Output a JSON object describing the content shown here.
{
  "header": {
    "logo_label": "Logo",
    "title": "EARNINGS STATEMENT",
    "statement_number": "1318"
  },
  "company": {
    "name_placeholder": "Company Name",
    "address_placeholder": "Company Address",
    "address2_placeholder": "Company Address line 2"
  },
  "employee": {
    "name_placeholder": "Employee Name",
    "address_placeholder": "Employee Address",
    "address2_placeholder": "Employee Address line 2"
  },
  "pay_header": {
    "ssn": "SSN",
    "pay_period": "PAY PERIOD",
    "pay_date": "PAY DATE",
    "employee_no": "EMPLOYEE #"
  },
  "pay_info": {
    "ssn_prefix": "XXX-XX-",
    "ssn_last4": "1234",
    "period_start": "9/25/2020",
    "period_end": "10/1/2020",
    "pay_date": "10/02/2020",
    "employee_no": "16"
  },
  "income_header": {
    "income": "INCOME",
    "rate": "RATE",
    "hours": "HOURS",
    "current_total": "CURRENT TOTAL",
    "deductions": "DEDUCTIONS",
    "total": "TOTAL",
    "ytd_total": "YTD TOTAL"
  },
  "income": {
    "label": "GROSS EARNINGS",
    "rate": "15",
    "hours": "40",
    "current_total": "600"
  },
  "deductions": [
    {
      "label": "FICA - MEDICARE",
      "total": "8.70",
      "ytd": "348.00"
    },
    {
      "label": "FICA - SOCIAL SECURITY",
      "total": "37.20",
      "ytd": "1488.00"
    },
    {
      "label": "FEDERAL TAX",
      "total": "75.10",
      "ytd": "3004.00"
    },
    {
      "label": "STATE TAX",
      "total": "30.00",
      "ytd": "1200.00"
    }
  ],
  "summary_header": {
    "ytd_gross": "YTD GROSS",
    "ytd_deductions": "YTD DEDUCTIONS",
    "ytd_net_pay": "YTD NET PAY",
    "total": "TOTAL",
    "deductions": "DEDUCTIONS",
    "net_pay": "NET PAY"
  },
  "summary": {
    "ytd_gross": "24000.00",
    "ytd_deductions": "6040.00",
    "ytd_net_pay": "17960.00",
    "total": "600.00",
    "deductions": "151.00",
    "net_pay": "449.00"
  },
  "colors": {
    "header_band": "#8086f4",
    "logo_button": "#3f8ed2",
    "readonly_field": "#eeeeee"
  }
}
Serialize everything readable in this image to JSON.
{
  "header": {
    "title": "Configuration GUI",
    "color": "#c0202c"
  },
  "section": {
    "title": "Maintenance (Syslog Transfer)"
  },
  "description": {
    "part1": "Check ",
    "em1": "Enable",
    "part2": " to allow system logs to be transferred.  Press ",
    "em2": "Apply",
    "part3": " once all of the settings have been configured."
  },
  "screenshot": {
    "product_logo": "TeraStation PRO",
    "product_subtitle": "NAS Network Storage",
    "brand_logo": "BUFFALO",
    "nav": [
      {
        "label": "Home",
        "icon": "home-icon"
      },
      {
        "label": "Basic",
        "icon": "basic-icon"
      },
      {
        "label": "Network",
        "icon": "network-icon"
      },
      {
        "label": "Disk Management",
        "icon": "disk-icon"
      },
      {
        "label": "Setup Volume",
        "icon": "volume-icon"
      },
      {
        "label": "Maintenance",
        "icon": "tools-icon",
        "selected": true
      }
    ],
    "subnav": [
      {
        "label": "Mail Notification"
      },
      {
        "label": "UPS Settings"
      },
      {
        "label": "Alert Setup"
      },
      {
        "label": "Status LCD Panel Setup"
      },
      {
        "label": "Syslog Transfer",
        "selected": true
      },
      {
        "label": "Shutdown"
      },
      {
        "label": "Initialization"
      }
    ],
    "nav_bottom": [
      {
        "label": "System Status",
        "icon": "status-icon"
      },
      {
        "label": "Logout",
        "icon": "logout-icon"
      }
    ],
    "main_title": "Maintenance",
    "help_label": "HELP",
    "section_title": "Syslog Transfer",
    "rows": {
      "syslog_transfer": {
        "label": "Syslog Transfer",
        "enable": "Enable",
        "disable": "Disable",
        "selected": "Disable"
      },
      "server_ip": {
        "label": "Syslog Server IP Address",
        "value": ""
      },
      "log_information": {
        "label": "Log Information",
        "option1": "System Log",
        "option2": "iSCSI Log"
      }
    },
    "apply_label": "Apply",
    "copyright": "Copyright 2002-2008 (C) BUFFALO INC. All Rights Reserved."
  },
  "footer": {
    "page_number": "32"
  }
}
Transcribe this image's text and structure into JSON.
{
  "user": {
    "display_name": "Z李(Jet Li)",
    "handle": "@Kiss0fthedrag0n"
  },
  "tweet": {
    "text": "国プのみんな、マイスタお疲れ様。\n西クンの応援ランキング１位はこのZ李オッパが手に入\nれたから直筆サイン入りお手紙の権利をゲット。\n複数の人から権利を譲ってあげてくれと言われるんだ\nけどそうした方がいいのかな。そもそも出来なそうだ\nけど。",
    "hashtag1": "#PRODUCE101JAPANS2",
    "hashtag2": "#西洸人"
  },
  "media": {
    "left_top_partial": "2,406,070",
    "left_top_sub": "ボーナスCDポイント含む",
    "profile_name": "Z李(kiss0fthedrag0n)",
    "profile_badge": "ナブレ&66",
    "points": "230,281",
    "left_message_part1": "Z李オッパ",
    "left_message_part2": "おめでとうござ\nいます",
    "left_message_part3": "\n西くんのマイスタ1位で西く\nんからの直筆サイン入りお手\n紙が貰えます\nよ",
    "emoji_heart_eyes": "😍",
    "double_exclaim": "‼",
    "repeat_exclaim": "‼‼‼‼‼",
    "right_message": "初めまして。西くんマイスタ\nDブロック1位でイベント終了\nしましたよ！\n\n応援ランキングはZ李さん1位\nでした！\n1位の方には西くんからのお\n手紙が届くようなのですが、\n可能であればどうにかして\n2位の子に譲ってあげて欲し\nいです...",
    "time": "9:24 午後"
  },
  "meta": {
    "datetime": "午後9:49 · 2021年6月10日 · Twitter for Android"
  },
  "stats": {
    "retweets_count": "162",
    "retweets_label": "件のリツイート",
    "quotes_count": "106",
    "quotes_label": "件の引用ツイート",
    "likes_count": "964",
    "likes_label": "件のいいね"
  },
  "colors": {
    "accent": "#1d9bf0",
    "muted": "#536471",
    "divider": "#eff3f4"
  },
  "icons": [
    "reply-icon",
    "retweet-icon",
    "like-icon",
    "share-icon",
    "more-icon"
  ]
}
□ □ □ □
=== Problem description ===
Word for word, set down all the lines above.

=== Solution to the problem ===
Output a JSON object describing the content shown here.
{
  "header": {
    "logo_label": "Logo",
    "title": "EARNINGS STATEMENT",
    "statement_number": "1318"
  },
  "company": {
    "name_placeholder": "Company Name",
    "address_placeholder": "Company Address",
    "address2_placeholder": "Company Address line 2"
  },
  "employee": {
    "name_placeholder": "Employee Name",
    "address_placeholder": "Employee Address",
    "address2_placeholder": "Employee Address line 2"
  },
  "pay_header": {
    "ssn": "SSN",
    "pay_period": "PAY PERIOD",
    "pay_date": "PAY DATE",
    "employee_no": "EMPLOYEE #"
  },
  "pay_info": {
    "ssn_prefix": "XXX-XX-",
    "ssn_last4": "1234",
    "period_start": "9/25/2020",
    "period_end": "10/1/2020",
    "pay_date": "10/02/2020",
    "employee_no": "16"
  },
  "income_header": {
    "income": "INCOME",
    "rate": "RATE",
    "hours": "HOURS",
    "current_total": "CURRENT TOTAL",
    "deductions": "DEDUCTIONS",
    "total": "TOTAL",
    "ytd_total": "YTD TOTAL"
  },
  "income": {
    "label": "GROSS EARNINGS",
    "rate": "15",
    "hours": "40",
    "current_total": "600"
  },
  "deductions": [
    {
      "label": "FICA - MEDICARE",
      "total": "8.70",
      "ytd": "348.00"
    },
    {
      "label": "FICA - SOCIAL SECURITY",
      "total": "37.20",
      "ytd": "1488.00"
    },
    {
      "label": "FEDERAL TAX",
      "total": "75.10",
      "ytd": "3004.00"
    },
    {
      "label": "STATE TAX",
      "total": "30.00",
      "ytd": "1200.00"
    }
  ],
  "summary_header": {
    "ytd_gross": "YTD GROSS",
    "ytd_deductions": "YTD DEDUCTIONS",
    "ytd_net_pay": "YTD NET PAY",
    "total": "TOTAL",
    "deductions": "DEDUCTIONS",
    "net_pay": "NET PAY"
  },
  "summary": {
    "ytd_gross": "24000.00",
    "ytd_deductions": "6040.00",
    "ytd_net_pay": "17960.00",
    "total": "600.00",
    "deductions": "151.00",
    "net_pay": "449.00"
  },
  "colors": {
    "header_band": "#8086f4",
    "logo_button": "#3f8ed2",
    "readonly_field": "#eeeeee"
  }
}
Serialize everything readable in this image to JSON.
{
  "header": {
    "title": "Configuration GUI",
    "color": "#c0202c"
  },
  "section": {
    "title": "Maintenance (Syslog Transfer)"
  },
  "description": {
    "part1": "Check ",
    "em1": "Enable",
    "part2": " to allow system logs to be transferred.  Press ",
    "em2": "Apply",
    "part3": " once all of the settings have been configured."
  },
  "screenshot": {
    "product_logo": "TeraStation PRO",
    "product_subtitle": "NAS Network Storage",
    "brand_logo": "BUFFALO",
    "nav": [
      {
        "label": "Home",
        "icon": "home-icon"
      },
      {
        "label": "Basic",
        "icon": "basic-icon"
      },
      {
        "label": "Network",
        "icon": "network-icon"
      },
      {
        "label": "Disk Management",
        "icon": "disk-icon"
      },
      {
        "label": "Setup Volume",
        "icon": "volume-icon"
      },
      {
        "label": "Maintenance",
        "icon": "tools-icon",
        "selected": true
      }
    ],
    "subnav": [
      {
        "label": "Mail Notification"
      },
      {
        "label": "UPS Settings"
      },
      {
        "label": "Alert Setup"
      },
      {
        "label": "Status LCD Panel Setup"
      },
      {
        "label": "Syslog Transfer",
        "selected": true
      },
      {
        "label": "Shutdown"
      },
      {
        "label": "Initialization"
      }
    ],
    "nav_bottom": [
      {
        "label": "System Status",
        "icon": "status-icon"
      },
      {
        "label": "Logout",
        "icon": "logout-icon"
      }
    ],
    "main_title": "Maintenance",
    "help_label": "HELP",
    "section_title": "Syslog Transfer",
    "rows": {
      "syslog_transfer": {
        "label": "Syslog Transfer",
        "enable": "Enable",
        "disable": "Disable",
        "selected": "Disable"
      },
      "server_ip": {
        "label": "Syslog Server IP Address",
        "value": ""
      },
      "log_information": {
        "label": "Log Information",
        "option1": "System Log",
        "option2": "iSCSI Log"
      }
    },
    "apply_label": "Apply",
    "copyright": "Copyright 2002-2008 (C) BUFFALO INC. All Rights Reserved."
  },
  "footer": {
    "page_number": "32"
  }
}
Transcribe this image's text and structure into JSON.
{
  "user": {
    "display_name": "Z李(Jet Li)",
    "handle": "@Kiss0fthedrag0n"
  },
  "tweet": {
    "text": "国プのみんな、マイスタお疲れ様。\n西クンの応援ランキング１位はこのZ李オッパが手に入\nれたから直筆サイン入りお手紙の権利をゲット。\n複数の人から権利を譲ってあげてくれと言われるんだ\nけどそうした方がいいのかな。そもそも出来なそうだ\nけど。",
    "hashtag1": "#PRODUCE101JAPANS2",
    "hashtag2": "#西洸人"
  },
  "media": {
    "left_top_partial": "2,406,070",
    "left_top_sub": "ボーナスCDポイント含む",
    "profile_name": "Z李(kiss0fthedrag0n)",
    "profile_badge": "ナブレ&66",
    "points": "230,281",
    "left_message_part1": "Z李オッパ",
    "left_message_part2": "おめでとうござ\nいます",
    "left_message_part3": "\n西くんのマイスタ1位で西く\nんからの直筆サイン入りお手\n紙が貰えます\nよ",
    "emoji_heart_eyes": "😍",
    "double_exclaim": "‼",
    "repeat_exclaim": "‼‼‼‼‼",
    "right_message": "初めまして。西くんマイスタ\nDブロック1位でイベント終了\nしましたよ！\n\n応援ランキングはZ李さん1位\nでした！\n1位の方には西くんからのお\n手紙が届くようなのですが、\n可能であればどうにかして\n2位の子に譲ってあげて欲し\nいです...",
    "time": "9:24 午後"
  },
  "meta": {
    "datetime": "午後9:49 · 2021年6月10日 · Twitter for Android"
  },
  "stats": {
    "retweets_count": "162",
    "retweets_label": "件のリツイート",
    "quotes_count": "106",
    "quotes_label": "件の引用ツイート",
    "likes_count": "964",
    "likes_label": "件のいいね"
  },
  "colors": {
    "accent": "#1d9bf0",
    "muted": "#536471",
    "divider": "#eff3f4"
  },
  "icons": [
    "reply-icon",
    "retweet-icon",
    "like-icon",
    "share-icon",
    "more-icon"
  ]
}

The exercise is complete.